Outsiders may see President Obama's decision to go after Mitt Romney's private equity record at Bain Capital as a high-risk, high-reward strategy that ultimately could cost him—or win him—the presidential election.
But it's not hard to figure out why the president will pursue this tactic. He doesn't have much else to run on, and he's seen it work.
He saw Meg Whitman and Carly Fiorina, two Republican women who heroically climbed to the top of two of America's best-known companies, brought low by attacks on their wealth in the otherwise disastrous-for-Democrats 2010 cycle.
He saw Newt Gingrich's powerful attacks during the Republican primaries, where direct assaults on Bain propelled the former House speaker to victory in Georgia and South Carolina.
And he saw his own campaign succeed by painting Hillary Clinton as a child—and adult—of privilege in the Democratic primaries in 2008 and questioning how she and former President Bill Clinton amassed their fortune after he left office.
Will it work? Americans have a long history of not envying the rich but wanting to be like them. That has abated in recent years as social mobility has become harder to come by and many have come to distrust Wall Street, but we remain a hopeful nation.
Rather than talk about the jobs created by Bain's investments and the firm's 80 percent success rate with the companies it acquires, Romney should talk about his own success in building Bain Capital from scratch into a successful organization with a great reputation that met a significant payroll and provided a service on which the economy absolutely depends.
He then can talk about how he left Bain to run the Salt Lake City Winter Olympics, where he is widely credited with turning impending disaster into smashing success and reviving a state's economy in the process.
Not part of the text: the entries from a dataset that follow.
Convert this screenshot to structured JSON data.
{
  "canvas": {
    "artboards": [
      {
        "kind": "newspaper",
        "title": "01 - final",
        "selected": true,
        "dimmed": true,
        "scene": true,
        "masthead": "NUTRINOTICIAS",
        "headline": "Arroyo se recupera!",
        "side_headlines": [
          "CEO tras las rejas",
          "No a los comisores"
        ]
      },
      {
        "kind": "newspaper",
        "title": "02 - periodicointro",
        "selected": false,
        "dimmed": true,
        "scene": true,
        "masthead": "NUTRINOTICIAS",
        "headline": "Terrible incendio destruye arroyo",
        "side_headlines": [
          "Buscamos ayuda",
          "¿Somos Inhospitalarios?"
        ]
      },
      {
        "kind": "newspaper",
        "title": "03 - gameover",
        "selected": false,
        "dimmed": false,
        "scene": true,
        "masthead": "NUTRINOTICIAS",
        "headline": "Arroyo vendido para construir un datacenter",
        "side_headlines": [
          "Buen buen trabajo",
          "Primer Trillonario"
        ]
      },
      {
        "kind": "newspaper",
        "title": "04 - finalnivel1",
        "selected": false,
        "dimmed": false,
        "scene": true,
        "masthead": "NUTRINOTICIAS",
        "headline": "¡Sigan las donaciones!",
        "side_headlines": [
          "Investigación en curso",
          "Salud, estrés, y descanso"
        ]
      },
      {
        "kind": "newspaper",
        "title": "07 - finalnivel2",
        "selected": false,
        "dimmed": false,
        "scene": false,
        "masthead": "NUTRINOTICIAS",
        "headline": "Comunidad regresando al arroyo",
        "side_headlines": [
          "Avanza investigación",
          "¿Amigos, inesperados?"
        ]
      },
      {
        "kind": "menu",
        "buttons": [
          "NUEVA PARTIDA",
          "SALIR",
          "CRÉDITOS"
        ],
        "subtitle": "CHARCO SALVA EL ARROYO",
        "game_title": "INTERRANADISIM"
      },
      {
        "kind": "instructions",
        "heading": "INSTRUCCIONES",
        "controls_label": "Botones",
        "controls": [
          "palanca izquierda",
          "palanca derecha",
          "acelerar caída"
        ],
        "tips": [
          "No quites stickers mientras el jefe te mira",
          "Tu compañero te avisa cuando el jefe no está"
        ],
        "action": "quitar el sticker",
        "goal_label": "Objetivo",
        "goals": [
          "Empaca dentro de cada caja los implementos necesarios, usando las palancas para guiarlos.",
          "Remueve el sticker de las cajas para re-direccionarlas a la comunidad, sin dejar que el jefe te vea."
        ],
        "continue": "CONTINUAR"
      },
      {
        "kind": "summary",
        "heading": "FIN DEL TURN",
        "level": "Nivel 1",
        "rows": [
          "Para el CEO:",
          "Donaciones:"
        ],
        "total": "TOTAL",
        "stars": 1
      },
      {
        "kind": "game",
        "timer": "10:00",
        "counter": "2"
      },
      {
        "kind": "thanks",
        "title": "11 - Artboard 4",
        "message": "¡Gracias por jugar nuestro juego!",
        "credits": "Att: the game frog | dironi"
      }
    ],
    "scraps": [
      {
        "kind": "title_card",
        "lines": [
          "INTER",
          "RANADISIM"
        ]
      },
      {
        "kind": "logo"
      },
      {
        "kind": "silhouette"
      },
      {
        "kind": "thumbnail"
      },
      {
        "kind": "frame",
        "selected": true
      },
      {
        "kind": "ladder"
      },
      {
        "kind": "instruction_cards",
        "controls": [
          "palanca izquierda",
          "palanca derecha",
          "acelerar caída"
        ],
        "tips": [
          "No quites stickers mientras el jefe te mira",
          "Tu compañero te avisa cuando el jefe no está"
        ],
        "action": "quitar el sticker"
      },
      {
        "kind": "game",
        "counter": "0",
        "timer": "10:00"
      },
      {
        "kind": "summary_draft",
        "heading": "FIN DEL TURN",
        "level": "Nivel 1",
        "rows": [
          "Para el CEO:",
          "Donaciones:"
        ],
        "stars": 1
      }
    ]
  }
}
President Obama can't claim to have revived any economy, despite spending nearly $1 trillion in taxpayer funds to do so.
This presents Romney not as a heartless, well-heeled corporate raider but as savvy manager of small, large, and growing enterprises—perfect on-the-job training for the position he seeks.
The White House is there for the taking. Voters continue to tell pollsters they like President Obama but worry about the frightening amounts of debt he has piled on with little to show for it. His numbers, says ABC News political director Amy Walter, "are like a ticking time bomb. If the economy doesn't improve, and if Romney can present himself as a reasonable alternative, there's nowhere for Obama's numbers to go but down."
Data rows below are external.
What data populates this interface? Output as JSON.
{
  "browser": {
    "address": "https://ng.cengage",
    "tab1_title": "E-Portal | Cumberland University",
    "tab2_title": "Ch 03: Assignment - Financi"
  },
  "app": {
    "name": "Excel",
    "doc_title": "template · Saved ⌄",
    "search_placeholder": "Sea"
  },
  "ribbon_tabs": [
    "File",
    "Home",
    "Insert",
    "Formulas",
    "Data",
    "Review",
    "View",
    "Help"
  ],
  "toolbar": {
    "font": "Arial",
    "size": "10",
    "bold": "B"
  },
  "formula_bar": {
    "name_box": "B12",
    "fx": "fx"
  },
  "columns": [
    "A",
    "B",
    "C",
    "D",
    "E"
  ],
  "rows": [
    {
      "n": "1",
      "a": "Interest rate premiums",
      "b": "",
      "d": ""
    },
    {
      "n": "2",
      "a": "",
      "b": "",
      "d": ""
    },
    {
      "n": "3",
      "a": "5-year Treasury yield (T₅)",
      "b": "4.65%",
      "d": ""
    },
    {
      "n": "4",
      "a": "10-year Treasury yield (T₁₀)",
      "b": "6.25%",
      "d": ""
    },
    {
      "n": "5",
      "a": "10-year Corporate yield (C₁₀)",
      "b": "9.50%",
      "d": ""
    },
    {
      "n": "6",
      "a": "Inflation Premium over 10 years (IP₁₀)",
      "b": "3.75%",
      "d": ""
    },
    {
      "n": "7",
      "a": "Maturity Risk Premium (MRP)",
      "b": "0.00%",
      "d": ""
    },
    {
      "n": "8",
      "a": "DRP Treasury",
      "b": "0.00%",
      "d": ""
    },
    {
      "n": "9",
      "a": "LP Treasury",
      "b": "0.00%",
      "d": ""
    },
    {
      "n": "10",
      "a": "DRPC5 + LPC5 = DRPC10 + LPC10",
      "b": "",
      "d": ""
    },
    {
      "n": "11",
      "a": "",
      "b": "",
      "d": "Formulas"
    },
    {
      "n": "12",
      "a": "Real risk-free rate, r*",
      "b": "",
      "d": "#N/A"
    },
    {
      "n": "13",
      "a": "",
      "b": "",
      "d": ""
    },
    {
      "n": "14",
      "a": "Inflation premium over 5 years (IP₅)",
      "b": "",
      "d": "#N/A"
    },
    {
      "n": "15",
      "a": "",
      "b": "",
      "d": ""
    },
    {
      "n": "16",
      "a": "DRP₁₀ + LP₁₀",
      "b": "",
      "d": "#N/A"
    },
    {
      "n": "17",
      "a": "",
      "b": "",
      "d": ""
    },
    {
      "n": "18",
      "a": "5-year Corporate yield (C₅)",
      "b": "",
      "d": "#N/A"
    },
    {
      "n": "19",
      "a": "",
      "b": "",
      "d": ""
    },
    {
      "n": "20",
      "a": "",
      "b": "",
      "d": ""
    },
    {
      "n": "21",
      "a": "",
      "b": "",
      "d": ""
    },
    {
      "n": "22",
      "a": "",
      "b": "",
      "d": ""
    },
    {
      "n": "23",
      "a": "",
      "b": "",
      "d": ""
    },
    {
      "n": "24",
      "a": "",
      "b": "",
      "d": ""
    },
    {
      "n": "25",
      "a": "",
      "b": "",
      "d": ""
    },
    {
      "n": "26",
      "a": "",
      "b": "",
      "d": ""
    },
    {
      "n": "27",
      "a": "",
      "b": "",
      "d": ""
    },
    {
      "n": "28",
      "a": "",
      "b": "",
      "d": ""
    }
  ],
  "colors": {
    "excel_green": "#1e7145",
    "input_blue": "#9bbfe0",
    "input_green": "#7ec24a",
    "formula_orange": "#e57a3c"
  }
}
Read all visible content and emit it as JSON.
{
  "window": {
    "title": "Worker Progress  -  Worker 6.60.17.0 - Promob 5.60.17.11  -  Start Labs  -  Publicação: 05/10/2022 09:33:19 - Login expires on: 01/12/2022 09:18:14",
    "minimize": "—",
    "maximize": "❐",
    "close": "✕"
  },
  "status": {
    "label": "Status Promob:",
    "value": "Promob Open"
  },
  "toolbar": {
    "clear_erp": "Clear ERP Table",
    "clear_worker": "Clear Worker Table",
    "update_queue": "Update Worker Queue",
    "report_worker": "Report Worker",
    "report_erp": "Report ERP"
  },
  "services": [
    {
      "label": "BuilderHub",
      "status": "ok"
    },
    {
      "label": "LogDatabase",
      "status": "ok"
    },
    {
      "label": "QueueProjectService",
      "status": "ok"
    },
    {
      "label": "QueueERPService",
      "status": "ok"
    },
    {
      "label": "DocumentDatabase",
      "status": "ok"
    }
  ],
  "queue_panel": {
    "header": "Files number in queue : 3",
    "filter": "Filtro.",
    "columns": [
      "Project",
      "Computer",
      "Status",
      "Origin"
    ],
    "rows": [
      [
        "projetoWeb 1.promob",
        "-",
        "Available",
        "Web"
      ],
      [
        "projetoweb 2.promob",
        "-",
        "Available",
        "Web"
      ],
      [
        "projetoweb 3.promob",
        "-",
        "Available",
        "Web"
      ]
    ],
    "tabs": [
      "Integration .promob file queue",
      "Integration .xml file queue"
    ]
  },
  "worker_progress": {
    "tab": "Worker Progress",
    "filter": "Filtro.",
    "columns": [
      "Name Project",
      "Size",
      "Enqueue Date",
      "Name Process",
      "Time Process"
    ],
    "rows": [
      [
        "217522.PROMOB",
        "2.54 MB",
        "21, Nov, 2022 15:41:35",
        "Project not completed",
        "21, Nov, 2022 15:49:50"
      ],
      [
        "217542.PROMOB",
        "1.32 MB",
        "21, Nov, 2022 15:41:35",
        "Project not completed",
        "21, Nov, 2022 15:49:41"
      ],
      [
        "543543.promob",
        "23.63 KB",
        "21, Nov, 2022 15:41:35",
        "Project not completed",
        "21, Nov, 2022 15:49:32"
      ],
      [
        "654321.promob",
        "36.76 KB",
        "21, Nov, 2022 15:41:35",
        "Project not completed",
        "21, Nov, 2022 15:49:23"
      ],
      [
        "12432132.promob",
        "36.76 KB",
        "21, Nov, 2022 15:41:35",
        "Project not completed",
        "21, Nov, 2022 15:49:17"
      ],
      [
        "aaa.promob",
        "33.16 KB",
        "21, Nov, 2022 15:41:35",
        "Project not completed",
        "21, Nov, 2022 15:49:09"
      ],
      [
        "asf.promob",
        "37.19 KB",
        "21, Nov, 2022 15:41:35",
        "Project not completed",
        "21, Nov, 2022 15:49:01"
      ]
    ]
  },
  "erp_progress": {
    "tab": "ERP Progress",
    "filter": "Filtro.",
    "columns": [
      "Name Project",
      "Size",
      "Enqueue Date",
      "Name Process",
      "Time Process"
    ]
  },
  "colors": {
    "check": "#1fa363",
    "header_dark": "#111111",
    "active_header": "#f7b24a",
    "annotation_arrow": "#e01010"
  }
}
Chris Stirewalt of Fox News says, "Romney and Bain were widely seen as very good at what they did, not plunderers but responsible corporate citizens." That's the Bain Romney needs to present. That's the Bain Newark Mayor Cory Booker could not bring himself to criticize Sunday on Meet the Press. And that's a Bain that won't drag down Romney's chances at the White House, no matter how hard President Obama pushes.
About Ford O'Connell Republican Strategist, Conservative Activist, and Political Analyst
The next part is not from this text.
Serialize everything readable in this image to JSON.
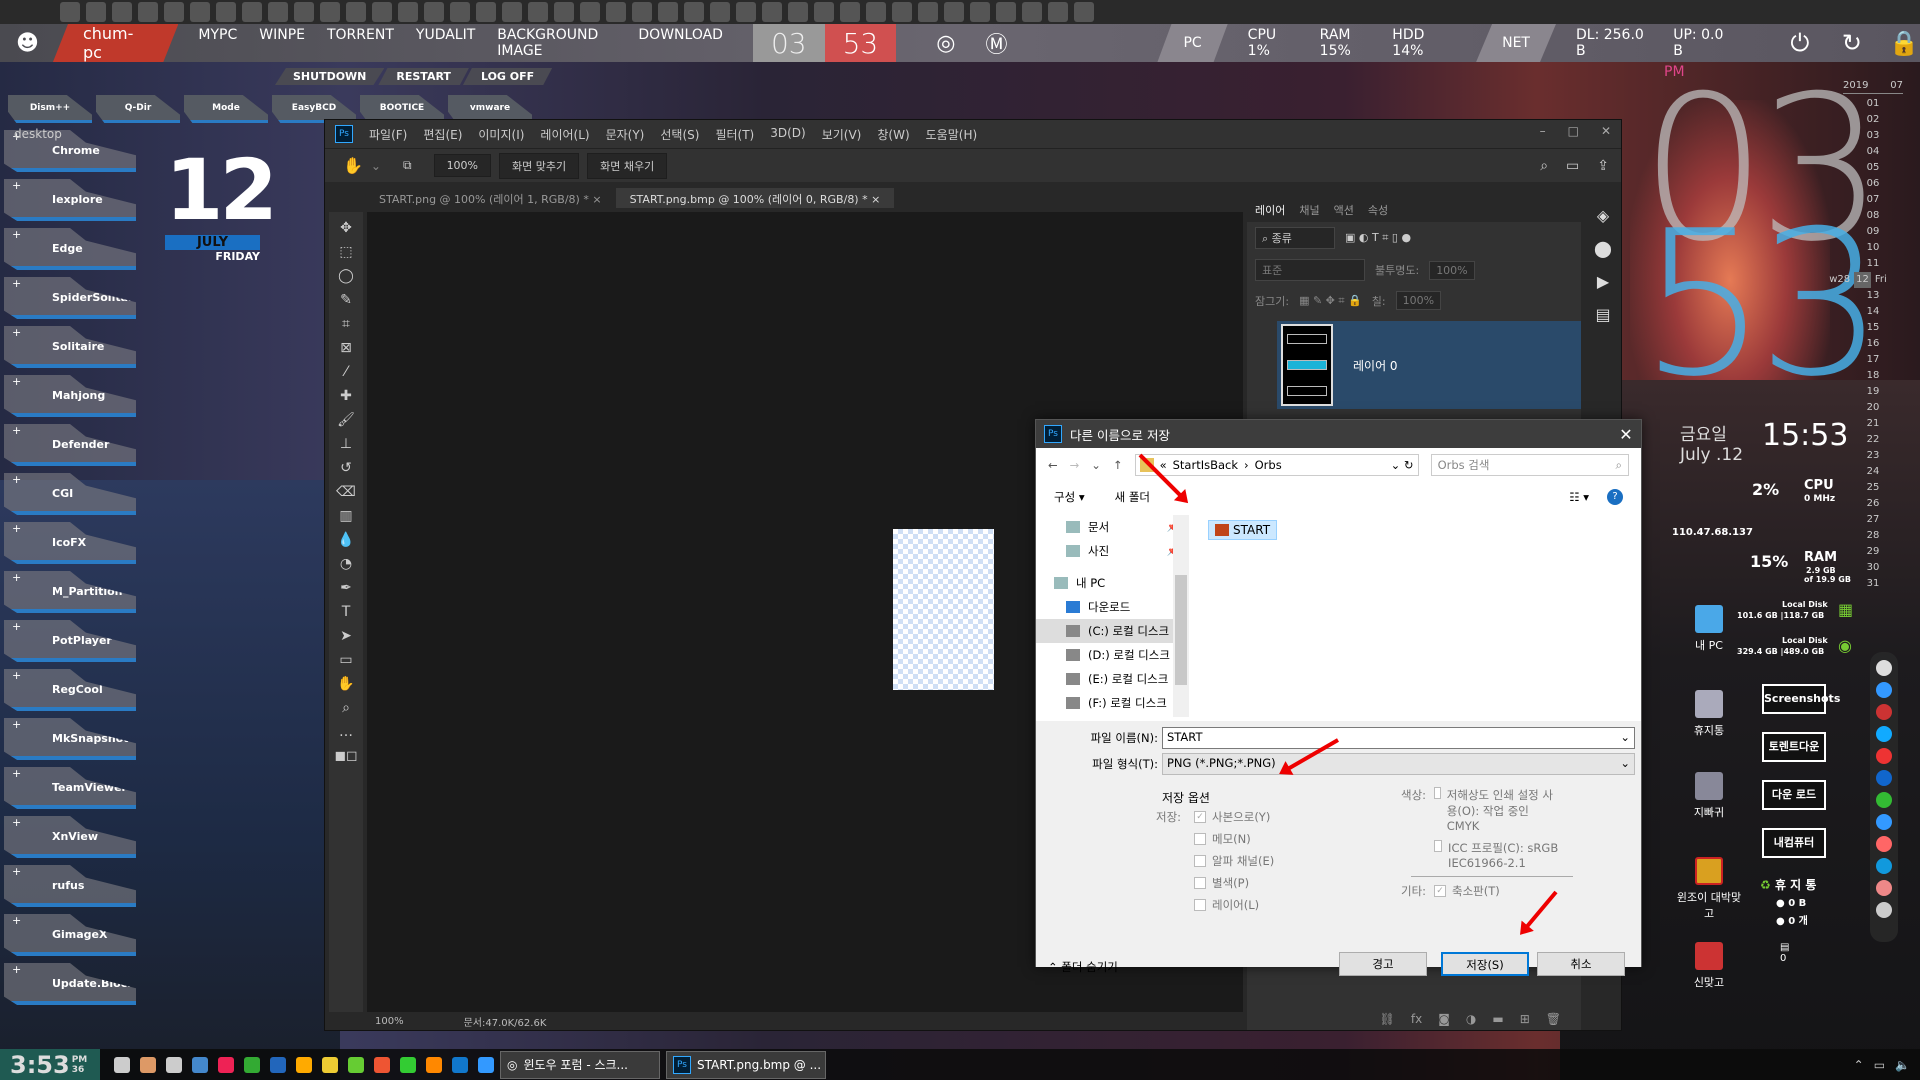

Stephanie Slade Project Director at The Winston Group
Jamie Chandler Political Scientist at Hunter College
Lara Brown Author of 'Jockeying for the American Presidency: The Political Opportunism of Aspirants'
Brad Bannon President of Bannon Communications Research